I am Elisha Hanna Sarah, a second-year student of finance and accounting in Jesuit University Institute of Abidjan (CERAP/IDDH). As part of an exchange program between the CERAP and Sophia University (Japan), I have been sent to Tokyo for one semester of study. As a representative of CERAP and Côte d’Ivoire, I am now learning the Japanese language, Japanese people’s mindset, lifestyle, and all traditional features of this modern society, very different from ours, while receiving the same kind of intellectual and human education from another Jesuit university (Sophia University). This is an experience in another part of the world, in another culture, and it makes me realize how rich the world is from all these differences.

 

I arrived in Tokyo two months ago, precisely (Sept 19) and these are some of the amazing experiences I have had the chance to live so far. I would like to share it with you.

 

First day of class. It sounded like the official start of the challenge in the place where I would spend most of my time, working, making friends, entertaining, etc. And I needed to be full of joy, energy (the yellow color) despite my small worries of being a new student (because no one goes to war to lose!).

 

During the holidays, I had the chance to visit the famous neighboring cities of Kyoto and Osaka.

Kyoto is so beautiful! There are a lot of temples and very nice places to visit. A very traditional city where a lot of people wear kimono, tourists can also rent one and dress in Japanese traditional way.

Osaka is different but not less beautiful. You can see on the picture the Osaka castle (Osaka-ju), old and stately, from the bridge to get there. It is located in the middle of the city, surrounded by buildings, a great contrast between tradition and modernity.

 

The first thing that comes to mind about what I’ve seen during this trip is nature. Japanese people are respectful and attentive to nature around them. They take care of it, make it so beautiful that the entire world comes to see how amazing and healthy it is (a huge number of tourists every season).

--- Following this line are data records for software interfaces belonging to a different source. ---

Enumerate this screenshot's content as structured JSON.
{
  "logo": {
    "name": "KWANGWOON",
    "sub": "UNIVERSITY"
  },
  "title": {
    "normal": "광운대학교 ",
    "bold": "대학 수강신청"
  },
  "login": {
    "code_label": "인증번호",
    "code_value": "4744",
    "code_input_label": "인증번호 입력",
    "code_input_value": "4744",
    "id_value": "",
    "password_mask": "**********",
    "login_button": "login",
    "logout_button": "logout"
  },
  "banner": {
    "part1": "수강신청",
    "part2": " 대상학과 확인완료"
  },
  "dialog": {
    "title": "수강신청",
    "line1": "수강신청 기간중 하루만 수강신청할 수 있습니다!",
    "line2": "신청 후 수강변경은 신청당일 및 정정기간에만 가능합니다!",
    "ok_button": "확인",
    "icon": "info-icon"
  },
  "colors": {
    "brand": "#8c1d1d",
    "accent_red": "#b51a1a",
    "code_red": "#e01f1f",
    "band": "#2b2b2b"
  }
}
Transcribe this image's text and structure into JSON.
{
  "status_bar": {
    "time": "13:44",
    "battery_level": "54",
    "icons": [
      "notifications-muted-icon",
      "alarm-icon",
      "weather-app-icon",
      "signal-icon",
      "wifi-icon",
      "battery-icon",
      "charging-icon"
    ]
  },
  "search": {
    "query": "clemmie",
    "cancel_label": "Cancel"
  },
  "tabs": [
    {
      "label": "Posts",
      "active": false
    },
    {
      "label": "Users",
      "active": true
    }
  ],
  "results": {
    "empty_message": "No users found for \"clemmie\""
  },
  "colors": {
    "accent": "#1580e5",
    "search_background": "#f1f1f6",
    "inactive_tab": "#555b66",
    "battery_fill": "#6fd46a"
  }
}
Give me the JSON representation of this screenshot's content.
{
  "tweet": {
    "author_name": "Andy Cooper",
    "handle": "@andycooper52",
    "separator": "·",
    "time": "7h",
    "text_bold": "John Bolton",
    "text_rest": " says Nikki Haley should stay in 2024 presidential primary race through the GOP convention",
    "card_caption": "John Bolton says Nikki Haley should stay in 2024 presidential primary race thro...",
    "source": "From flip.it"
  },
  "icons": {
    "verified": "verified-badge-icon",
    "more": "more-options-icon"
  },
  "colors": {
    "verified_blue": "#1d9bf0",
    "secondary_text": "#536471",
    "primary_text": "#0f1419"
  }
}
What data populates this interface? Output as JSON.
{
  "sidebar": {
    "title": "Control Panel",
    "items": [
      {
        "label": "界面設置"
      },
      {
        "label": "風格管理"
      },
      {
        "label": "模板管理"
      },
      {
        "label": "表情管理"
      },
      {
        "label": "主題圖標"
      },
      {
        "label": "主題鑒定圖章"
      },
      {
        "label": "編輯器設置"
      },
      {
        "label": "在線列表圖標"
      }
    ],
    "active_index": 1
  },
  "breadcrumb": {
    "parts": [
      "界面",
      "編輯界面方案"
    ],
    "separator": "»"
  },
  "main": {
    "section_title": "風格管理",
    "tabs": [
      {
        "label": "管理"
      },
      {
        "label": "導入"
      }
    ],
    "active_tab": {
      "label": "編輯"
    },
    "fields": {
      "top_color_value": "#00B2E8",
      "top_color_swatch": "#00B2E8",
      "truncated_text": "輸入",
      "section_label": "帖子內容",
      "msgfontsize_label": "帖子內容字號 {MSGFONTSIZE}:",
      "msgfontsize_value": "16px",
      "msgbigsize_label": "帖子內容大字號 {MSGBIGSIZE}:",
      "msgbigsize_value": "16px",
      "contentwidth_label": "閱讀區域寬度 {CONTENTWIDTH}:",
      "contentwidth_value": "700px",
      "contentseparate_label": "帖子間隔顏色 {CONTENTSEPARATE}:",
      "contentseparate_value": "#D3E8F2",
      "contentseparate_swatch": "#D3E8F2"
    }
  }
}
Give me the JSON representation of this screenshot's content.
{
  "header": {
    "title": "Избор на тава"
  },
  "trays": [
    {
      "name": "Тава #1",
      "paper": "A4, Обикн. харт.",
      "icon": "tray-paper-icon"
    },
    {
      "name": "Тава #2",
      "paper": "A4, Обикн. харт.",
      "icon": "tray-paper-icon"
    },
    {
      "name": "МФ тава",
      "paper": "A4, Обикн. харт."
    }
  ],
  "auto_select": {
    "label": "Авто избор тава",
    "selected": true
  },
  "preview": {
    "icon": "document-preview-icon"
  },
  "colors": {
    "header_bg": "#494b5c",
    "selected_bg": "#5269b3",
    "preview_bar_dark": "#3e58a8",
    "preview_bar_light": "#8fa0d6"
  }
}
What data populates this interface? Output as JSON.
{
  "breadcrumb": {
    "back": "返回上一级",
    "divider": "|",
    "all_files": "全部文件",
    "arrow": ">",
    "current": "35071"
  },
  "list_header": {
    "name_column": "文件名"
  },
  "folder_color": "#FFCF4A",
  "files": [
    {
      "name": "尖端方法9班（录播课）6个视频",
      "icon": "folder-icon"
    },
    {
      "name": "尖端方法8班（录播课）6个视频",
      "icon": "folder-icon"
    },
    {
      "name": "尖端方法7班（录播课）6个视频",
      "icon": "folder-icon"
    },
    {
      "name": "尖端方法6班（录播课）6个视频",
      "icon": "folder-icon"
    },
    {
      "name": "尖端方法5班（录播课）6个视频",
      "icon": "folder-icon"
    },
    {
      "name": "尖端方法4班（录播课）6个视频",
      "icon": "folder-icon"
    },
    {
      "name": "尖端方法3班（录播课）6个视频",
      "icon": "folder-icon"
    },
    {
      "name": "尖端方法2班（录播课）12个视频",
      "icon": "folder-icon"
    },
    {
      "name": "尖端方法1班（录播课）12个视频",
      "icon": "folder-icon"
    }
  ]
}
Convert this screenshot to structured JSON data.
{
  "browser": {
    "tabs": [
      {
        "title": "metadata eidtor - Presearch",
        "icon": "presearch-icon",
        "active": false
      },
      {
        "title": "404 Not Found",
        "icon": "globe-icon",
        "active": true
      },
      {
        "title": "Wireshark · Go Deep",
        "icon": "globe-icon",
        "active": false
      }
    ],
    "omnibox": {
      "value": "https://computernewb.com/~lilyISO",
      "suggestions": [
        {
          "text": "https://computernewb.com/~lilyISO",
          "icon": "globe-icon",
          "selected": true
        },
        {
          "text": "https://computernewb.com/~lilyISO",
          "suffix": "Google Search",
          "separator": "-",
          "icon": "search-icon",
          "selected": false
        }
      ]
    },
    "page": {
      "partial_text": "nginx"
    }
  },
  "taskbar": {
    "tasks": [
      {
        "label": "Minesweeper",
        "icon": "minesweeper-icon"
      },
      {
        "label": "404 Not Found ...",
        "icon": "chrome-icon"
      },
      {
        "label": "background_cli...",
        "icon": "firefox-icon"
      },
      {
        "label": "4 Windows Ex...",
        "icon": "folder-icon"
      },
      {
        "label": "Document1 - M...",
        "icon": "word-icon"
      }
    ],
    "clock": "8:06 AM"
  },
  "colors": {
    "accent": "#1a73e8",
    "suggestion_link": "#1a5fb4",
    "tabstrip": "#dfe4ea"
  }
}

There, I also ate my favorite Japanese food so far, which is called Okonomiyaki, a culinary specialty of the region. It is like a salted crepe with some vegetables, meat and sauce over, sometimes a bit spicy. A very tasty meal!

 

The last comment goes to Tokyo, where I live. I think I will need several more months to know it better but as we know, it is a very big, famous, touristic city with different facets. Some places like Shibuya are very animated while others are calm or more traditional. A big population lives here, Japanese and foreigners. This might suggest that life here is very stressful and agitated. I would say: not that much. Why? because Japanese people are very disciplined and care about common welfare so public life is easier, well organized (and foreign people discover with astonishment how much order and discipline are great).

 

This exchange program is worthwhile and would be more beneficial to Côte d’Ivoire, which is trying to reach development, if more Ivorian students could have this chance to go and study in a country like Japan (a great model for our country) each academic year. So I do encourage CERAP’s students (freshmen especially) to take advantage of this opportunity and work as much as necessary to be able to benefit from it and make benefit our country too.

 

Elisha Hanna Sarah,

From Sophia University

L2, Finance & Accounting

Jesuit University Institute